= EXERCISE =
Reproduce the whole listing, character for character.

>>>

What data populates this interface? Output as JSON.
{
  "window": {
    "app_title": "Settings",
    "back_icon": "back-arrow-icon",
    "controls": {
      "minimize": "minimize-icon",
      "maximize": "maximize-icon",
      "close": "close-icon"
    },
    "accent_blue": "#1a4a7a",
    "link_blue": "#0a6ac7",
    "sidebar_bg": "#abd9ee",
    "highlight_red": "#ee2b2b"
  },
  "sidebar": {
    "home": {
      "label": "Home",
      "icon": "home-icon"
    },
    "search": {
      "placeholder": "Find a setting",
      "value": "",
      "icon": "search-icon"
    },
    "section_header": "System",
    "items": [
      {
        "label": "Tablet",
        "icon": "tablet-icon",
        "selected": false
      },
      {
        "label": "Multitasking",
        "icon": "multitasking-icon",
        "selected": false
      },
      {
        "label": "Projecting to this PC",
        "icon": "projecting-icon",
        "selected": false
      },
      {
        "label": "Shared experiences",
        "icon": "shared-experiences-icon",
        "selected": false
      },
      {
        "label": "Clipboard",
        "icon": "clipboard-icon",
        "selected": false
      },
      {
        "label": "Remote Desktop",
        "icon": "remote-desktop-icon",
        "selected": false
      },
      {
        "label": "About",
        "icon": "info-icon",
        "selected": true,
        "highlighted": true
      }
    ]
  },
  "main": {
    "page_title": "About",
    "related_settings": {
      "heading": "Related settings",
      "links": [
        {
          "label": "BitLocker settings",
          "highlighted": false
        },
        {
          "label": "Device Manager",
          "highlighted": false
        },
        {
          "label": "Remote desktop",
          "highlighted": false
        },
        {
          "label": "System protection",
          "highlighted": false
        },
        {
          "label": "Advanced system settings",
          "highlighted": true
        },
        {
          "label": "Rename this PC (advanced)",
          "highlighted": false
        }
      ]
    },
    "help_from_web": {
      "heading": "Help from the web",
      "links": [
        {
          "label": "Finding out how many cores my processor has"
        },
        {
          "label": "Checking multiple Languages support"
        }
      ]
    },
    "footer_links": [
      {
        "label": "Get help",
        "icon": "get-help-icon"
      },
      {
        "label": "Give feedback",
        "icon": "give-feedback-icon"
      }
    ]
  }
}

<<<

= FINISHED TASK =
What data populates this interface? Output as JSON.
{
  "window": {
    "app_title": "Settings",
    "back_icon": "back-arrow-icon",
    "controls": {
      "minimize": "minimize-icon",
      "maximize": "maximize-icon",
      "close": "close-icon"
    },
    "accent_blue": "#1a4a7a",
    "link_blue": "#0a6ac7",
    "sidebar_bg": "#abd9ee",
    "highlight_red": "#ee2b2b"
  },
  "sidebar": {
    "home": {
      "label": "Home",
      "icon": "home-icon"
    },
    "search": {
      "placeholder": "Find a setting",
      "value": "",
      "icon": "search-icon"
    },
    "section_header": "System",
    "items": [
      {
        "label": "Tablet",
        "icon": "tablet-icon",
        "selected": false
      },
      {
        "label": "Multitasking",
        "icon": "multitasking-icon",
        "selected": false
      },
      {
        "label": "Projecting to this PC",
        "icon": "projecting-icon",
        "selected": false
      },
      {
        "label": "Shared experiences",
        "icon": "shared-experiences-icon",
        "selected": false
      },
      {
        "label": "Clipboard",
        "icon": "clipboard-icon",
        "selected": false
      },
      {
        "label": "Remote Desktop",
        "icon": "remote-desktop-icon",
        "selected": false
      },
      {
        "label": "About",
        "icon": "info-icon",
        "selected": true,
        "highlighted": true
      }
    ]
  },
  "main": {
    "page_title": "About",
    "related_settings": {
      "heading": "Related settings",
      "links": [
        {
          "label": "BitLocker settings",
          "highlighted": false
        },
        {
          "label": "Device Manager",
          "highlighted": false
        },
        {
          "label": "Remote desktop",
          "highlighted": false
        },
        {
          "label": "System protection",
          "highlighted": false
        },
        {
          "label": "Advanced system settings",
          "highlighted": true
        },
        {
          "label": "Rename this PC (advanced)",
          "highlighted": false
        }
      ]
    },
    "help_from_web": {
      "heading": "Help from the web",
      "links": [
        {
          "label": "Finding out how many cores my processor has"
        },
        {
          "label": "Checking multiple Languages support"
        }
      ]
    },
    "footer_links": [
      {
        "label": "Get help",
        "icon": "get-help-icon"
      },
      {
        "label": "Give feedback",
        "icon": "give-feedback-icon"
      }
    ]
  }
}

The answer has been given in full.